In the end, in overruling, the Court found that a QDRO or COAP preserves the retirement asset in such a way so that each party can procure the most benefit, and that the trial court’s use of the COAP would achieve an equitable result and was therefore not an abuse of discretion.

ATTORNEY FEES

In his final assignment of error, Husband argued the trial court abused its discretion in awarding Wife attorney fees. Husband contended the trial court’s basis for the attorney fee award, i.e., Wife’s inability to pay, was not justified because the trial court equalized the parties’ incomes.

Pursuant to R.C. 3105.73(A), a domestic relations court “may award all or part of reasonable attorney’s fees * * * to either party if the court finds the award equitable.” In determining whether an award of fees is equitable, the court may consider “the parties’ marital assets and income, any award of temporary spousal support, the conduct of the parties, and any other relevant factors the court deems appropriate.”

Husband claimed, among other things, that Wife’s FERS pension was worth approximately $1,000,000.00 and she also had a Thrift Savings Plan (a deferred compensation plan, offered through Wife’s employer to supplement retirement benefits through FERS) of unknown value. However, the Court of Appeals, referring back to its previous discussion, found that the FERS had a present value of $177,911.96, as of November 12, 2012, NOT the $1,000,000.00 Husband’s expert claimed.

Further, the Court noted that trial court ordered that each party roll over one-half of the balance of his or her retirement accounts, including Wife’s Thrift Savings Plan, to the other spouse’s retirement accounts, thus equalizing both retirement accounts. The Court observed that these distributions were made to equally divide the marital assets.
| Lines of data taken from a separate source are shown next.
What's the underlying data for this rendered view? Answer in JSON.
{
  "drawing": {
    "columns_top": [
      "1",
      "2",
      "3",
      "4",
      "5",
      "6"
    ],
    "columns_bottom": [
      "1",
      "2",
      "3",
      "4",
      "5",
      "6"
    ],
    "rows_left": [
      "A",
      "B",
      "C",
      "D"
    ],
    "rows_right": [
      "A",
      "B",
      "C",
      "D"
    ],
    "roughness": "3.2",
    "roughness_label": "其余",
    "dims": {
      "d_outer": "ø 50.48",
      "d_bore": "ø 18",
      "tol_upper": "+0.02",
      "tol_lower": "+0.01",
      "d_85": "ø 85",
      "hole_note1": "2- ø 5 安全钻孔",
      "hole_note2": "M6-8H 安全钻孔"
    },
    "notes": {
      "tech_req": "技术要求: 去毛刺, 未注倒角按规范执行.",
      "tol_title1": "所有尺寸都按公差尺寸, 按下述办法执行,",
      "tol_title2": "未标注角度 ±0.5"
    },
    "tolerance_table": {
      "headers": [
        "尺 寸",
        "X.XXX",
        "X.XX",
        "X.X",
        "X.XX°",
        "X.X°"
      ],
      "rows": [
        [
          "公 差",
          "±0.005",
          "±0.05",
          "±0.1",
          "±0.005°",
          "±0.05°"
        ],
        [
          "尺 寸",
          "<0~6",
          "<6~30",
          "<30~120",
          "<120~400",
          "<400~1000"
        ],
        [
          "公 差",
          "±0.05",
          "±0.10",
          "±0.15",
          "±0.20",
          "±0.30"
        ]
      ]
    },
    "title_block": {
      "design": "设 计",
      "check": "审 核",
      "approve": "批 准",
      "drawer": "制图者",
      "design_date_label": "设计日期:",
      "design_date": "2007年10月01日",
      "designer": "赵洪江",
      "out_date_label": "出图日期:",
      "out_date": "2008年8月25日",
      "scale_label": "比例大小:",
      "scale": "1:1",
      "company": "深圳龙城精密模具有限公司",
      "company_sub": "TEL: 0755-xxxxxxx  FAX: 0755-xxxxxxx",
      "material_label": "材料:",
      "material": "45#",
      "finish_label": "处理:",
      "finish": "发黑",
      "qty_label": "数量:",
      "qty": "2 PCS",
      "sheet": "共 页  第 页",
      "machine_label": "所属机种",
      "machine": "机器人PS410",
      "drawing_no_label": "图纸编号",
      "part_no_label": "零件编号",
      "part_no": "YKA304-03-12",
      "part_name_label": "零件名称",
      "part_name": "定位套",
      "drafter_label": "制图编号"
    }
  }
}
Finally, the Court discerned from the record that Husband received free legal services from his colleagues at Jones Day. Thus, Wife owed the only attorney fees paid for legal representation in this divorce. Although Wife arguably had sufficient means to pay her attorney fees, the trial court equalized the cost of attorney fees between the parties just as it equalized the marital assets. The Court observed that Wife may earn enough income to support herself, but equity justified an award of 50 percent of her attorney fees. In this way, the Court of Appeals found, the trial court properly acted within its discretion to equally divide the parties’ assets and liabilities.